Social conventions such as marriage, bereavement, buying and selling belong to the present age. In the coming age of the Kingdom there will be no more marriage or death. And in the present age believers in Jesus should be able to live in a way that does not allow the conditions of the present to dominate or hamper their discipleship. As we have seen in the preceding chapters, Paul did not yield to those who advocated asceticism. Real human circumstances in the present life could not and should not be ignored. But believers should seek to have the mindset of the coming age even now in the present.

Obviously, a balance is needed. No one expects a believer not to feel keenly the death of a spouse or a child. It is a matter of degree. Paul wrote elsewhere "you should not grieve [over a loved one's death] like those who have no hope [beyond death]" (1 Thess. 4:13-14). Likewise, no one expects believers not to enjoy marriage or new possessions. But their real joys must always be in a relationship to Christ which far exceeds the joys of human love and earthly comforts.

His second reason is vv. 32-35 (NLT):
I want you to be free from the concerns of this life. An unmarried man can spend his time doing the Lord’s work and thinking how to please him. 33 But a married man has to think about his earthly responsibilities and how to please his wife. 34 His interests are divided. In the same way, a woman who is no longer married or has never been married can be devoted to the Lord and holy in body and in spirit. But a married woman has to think about her earthly responsibilities and how to please her husband. 35 I am saying this for your benefit, not to place restrictions on you. I want you to do whatever will help you serve the Lord best, with as few distractions as possible.
In the Deuteronomy law cited above, in order that soldiers be free from distractions and worries, they were dismissed from duty in the army. In Paul's version, "soldiers" serving in Jesus' "army" are not dismissed, but must seek God's help to live as though these potential distractions do not exist.

And finally, in vv. 36-40, Paul allows for engaged persons who after much prayer are convinced that they do not possess the gift of God to remain single, to go ahead and marry. Personally, Paul thinks they all would be better off if they can remain single. But he concedes that each one has his or her own gift from God in this matter (1 Cor 7:7).

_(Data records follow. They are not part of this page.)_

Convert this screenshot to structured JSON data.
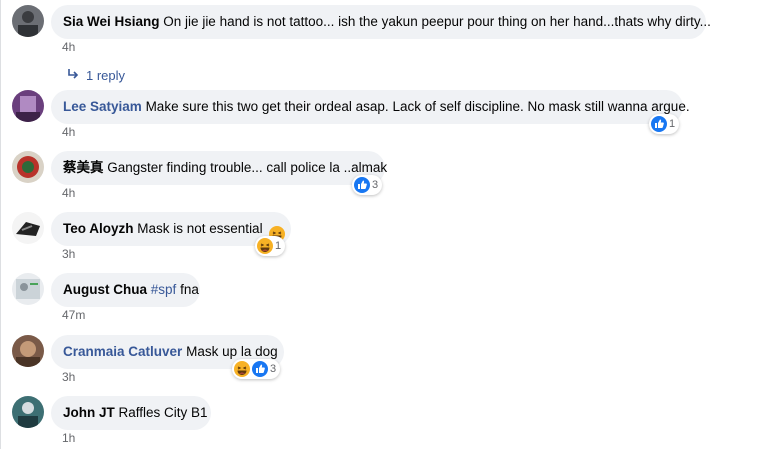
{
  "comments": [
    {
      "author": "Sia Wei Hsiang",
      "text": "On jie jie hand is not tattoo... ish the yakun peepur pour thing on her hand...thats why dirty...",
      "time": "4h",
      "reply_label": "1 reply"
    },
    {
      "author": "Lee Satyiam",
      "text": "Make sure this two get their ordeal asap. Lack of self discipline. No mask still wanna argue.",
      "time": "4h",
      "reaction_count": "1",
      "reactions": [
        "like-icon"
      ]
    },
    {
      "author": "蔡美真",
      "text": "Gangster finding trouble... call police la ..almak",
      "time": "4h",
      "reaction_count": "3",
      "reactions": [
        "like-icon"
      ]
    },
    {
      "author": "Teo Aloyzh",
      "text": "Mask is not essential",
      "time": "3h",
      "reaction_count": "1",
      "reactions": [
        "haha-icon"
      ],
      "inline_emoji": "laughing-emoji"
    },
    {
      "author": "August Chua",
      "tag": "#spf",
      "text": "fna",
      "time": "47m"
    },
    {
      "author": "Cranmaia Catluver",
      "text": "Mask up la dog",
      "time": "3h",
      "reaction_count": "3",
      "reactions": [
        "haha-icon",
        "like-icon"
      ]
    },
    {
      "author": "John JT",
      "text": "Raffles City B1",
      "time": "1h"
    }
  ],
  "colors": {
    "bubble": "#f0f2f5",
    "link": "#385898",
    "meta": "#65676b",
    "like": "#1877f2",
    "haha": "#f7b125"
  }
}
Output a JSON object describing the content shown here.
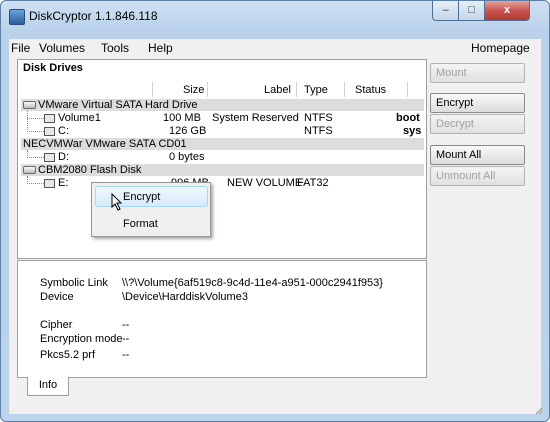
{
  "window": {
    "title": "DiskCryptor 1.1.846.118",
    "close_glyph": "x",
    "min_glyph": "–",
    "max_glyph": "□"
  },
  "menu": {
    "items": [
      "File",
      "Volumes",
      "Tools",
      "Help"
    ],
    "homepage": "Homepage"
  },
  "drives_panel": {
    "title": "Disk Drives",
    "columns": [
      "Size",
      "Label",
      "Type",
      "Status"
    ],
    "groups": [
      {
        "name": "VMware Virtual SATA Hard Drive",
        "volumes": [
          {
            "name": "Volume1",
            "size": "100 MB",
            "label": "System Reserved",
            "type": "NTFS",
            "status": "",
            "flag": "boot"
          },
          {
            "name": "C:",
            "size": "126 GB",
            "label": "",
            "type": "NTFS",
            "status": "",
            "flag": "sys"
          }
        ]
      },
      {
        "name": "NECVMWar VMware SATA CD01",
        "volumes": [
          {
            "name": "D:",
            "size": "0 bytes",
            "label": "",
            "type": "",
            "status": "",
            "flag": ""
          }
        ]
      },
      {
        "name": "CBM2080 Flash Disk",
        "volumes": [
          {
            "name": "E:",
            "size": "996 MB",
            "label": "NEW VOLUME",
            "type": "FAT32",
            "status": "",
            "flag": ""
          }
        ]
      }
    ]
  },
  "context_menu": {
    "items": [
      "Encrypt",
      "Format"
    ],
    "highlighted": "Encrypt"
  },
  "info_panel": {
    "symbolic_link_label": "Symbolic Link",
    "symbolic_link_value": "\\\\?\\Volume{6af519c8-9c4d-11e4-a951-000c2941f953}",
    "device_label": "Device",
    "device_value": "\\Device\\HarddiskVolume3",
    "cipher_label": "Cipher",
    "cipher_value": "--",
    "encryption_mode_label": "Encryption mode",
    "encryption_mode_value": "--",
    "pkcs_label": "Pkcs5.2 prf",
    "pkcs_value": "--"
  },
  "tabs": {
    "info": "Info"
  },
  "buttons": {
    "mount": "Mount",
    "encrypt": "Encrypt",
    "decrypt": "Decrypt",
    "mount_all": "Mount All",
    "unmount_all": "Unmount All"
  },
  "colors": {
    "selection": "#d5ecfb",
    "group_row": "#dcdcdc",
    "close": "#c75050"
  }
}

It may be that you are a little confused by this passage. We are accustomed to read authoritative and firm statements in Paul's letters: statements based either upon the teachings of Jesus or upon revelations given to Paul from God. Such passages in Paul teach permanent truths that remain valid for all time and in all circumstances. What we have read here is quite different. Paul has had to answer questions pertaining to circumstances that did not allow such certainty. Like any caring pastor, he was compelled to give some kind of advice that would be helpful to his flock. What he advised them was reasonable and was based upon principles derived from the only "Scripture" that existed at the time: the Old Testament laws. It was wise advice. But it was not intended for all circumstances or all eras of history. Today we must, like Paul, use the Scriptures available to us—both Old and New Testaments—to find and apply principles that honor God and exhibit the love and purity of Christ. This is not an easy task, but it is the path of discipleship.